(Component data from apps and pages)

↓↓↓

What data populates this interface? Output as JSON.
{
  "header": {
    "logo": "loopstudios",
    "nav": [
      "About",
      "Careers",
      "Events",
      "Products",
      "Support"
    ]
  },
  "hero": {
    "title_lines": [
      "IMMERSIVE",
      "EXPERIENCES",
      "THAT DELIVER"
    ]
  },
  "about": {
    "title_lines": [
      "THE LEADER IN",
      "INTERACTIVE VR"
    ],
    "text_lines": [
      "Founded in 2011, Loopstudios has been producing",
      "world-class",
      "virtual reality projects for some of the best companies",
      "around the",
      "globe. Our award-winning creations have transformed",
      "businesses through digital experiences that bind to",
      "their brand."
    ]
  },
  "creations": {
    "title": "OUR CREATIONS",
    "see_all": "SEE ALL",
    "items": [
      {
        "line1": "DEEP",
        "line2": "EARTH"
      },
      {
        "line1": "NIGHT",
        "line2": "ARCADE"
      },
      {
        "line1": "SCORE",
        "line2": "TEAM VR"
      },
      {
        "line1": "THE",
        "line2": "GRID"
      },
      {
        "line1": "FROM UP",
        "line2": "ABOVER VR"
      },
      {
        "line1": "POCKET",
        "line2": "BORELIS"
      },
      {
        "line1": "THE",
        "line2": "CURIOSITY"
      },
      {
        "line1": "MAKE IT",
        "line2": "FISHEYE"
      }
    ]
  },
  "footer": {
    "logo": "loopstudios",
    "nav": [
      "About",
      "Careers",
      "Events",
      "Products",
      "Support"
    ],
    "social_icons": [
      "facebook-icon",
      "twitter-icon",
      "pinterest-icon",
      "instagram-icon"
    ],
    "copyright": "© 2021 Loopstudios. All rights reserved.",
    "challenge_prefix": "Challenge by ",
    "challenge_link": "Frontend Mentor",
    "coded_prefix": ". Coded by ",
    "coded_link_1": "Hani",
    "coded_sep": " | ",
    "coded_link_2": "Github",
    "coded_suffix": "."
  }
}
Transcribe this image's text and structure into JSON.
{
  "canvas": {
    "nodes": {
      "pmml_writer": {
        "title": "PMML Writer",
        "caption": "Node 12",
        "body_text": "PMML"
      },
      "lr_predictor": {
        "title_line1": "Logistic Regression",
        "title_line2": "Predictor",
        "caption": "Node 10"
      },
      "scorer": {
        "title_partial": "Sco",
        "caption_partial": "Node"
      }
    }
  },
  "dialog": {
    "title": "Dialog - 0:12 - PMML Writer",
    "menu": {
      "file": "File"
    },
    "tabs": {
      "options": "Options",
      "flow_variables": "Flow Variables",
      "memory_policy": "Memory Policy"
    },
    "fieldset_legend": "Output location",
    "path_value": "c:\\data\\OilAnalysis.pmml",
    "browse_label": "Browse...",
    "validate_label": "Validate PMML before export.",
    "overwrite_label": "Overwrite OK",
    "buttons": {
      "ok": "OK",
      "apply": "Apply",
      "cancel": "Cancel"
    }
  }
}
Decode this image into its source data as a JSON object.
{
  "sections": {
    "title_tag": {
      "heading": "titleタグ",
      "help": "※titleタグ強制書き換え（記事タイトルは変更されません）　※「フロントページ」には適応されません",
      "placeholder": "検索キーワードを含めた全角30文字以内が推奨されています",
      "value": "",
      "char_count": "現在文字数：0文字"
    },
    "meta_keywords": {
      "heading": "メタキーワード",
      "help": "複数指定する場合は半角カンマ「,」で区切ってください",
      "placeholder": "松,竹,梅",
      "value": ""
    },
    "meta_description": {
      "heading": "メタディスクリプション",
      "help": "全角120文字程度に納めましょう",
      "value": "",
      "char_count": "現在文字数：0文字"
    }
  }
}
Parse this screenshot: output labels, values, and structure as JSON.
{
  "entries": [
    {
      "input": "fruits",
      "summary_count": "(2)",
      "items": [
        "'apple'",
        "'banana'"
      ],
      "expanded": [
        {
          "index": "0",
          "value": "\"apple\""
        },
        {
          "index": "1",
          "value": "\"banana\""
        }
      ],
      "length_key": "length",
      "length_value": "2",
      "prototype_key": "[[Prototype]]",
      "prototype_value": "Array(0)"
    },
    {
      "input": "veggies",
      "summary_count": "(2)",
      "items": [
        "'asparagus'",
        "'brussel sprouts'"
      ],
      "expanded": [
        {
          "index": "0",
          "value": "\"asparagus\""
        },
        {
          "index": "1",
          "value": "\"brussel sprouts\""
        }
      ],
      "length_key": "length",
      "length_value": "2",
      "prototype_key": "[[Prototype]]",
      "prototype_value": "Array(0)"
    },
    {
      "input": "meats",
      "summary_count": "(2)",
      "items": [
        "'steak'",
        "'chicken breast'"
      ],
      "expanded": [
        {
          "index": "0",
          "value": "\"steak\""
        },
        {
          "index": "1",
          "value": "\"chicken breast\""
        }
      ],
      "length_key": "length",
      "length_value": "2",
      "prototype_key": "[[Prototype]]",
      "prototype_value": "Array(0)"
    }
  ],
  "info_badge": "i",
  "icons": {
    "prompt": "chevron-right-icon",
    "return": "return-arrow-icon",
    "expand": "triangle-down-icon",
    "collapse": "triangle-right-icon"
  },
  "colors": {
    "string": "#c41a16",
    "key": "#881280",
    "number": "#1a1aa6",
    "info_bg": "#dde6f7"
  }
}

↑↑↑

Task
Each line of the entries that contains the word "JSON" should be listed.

Task solution
What data populates this interface? Output as JSON.
Transcribe this image's text and structure into JSON.
Decode this image into its source data as a JSON object.
Parse this screenshot: output labels, values, and structure as JSON.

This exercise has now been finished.